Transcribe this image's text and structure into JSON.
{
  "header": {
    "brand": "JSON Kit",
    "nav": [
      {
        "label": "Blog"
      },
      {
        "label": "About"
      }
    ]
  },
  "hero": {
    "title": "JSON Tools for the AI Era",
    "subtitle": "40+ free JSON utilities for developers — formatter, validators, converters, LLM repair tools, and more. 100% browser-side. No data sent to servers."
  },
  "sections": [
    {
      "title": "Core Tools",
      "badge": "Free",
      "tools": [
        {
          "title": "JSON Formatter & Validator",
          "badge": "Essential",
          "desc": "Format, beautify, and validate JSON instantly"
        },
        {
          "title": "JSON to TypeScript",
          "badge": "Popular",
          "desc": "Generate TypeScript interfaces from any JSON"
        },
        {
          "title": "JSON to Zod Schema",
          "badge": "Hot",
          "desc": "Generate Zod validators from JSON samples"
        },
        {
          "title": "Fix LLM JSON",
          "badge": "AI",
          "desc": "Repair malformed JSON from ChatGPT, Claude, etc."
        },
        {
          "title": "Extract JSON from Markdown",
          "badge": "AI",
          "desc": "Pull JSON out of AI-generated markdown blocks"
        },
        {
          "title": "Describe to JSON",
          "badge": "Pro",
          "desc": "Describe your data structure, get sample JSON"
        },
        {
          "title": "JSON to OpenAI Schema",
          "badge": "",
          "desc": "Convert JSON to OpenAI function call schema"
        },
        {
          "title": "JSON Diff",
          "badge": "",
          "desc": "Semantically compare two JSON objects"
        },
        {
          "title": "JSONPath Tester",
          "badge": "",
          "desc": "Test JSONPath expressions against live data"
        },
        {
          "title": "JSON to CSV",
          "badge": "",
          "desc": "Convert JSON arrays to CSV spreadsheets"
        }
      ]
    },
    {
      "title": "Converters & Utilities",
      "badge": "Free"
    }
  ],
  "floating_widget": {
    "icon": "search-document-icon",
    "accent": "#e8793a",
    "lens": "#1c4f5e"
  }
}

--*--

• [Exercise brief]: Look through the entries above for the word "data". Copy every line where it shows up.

• [Finished exercise]:
    "subtitle": "40+ free JSON utilities for developers — formatter, validators, converters, LLM repair tools, and more. 100% browser-side. No data sent to servers."
          "desc": "Describe your data structure, get sample JSON"
          "desc": "Test JSONPath expressions against live data"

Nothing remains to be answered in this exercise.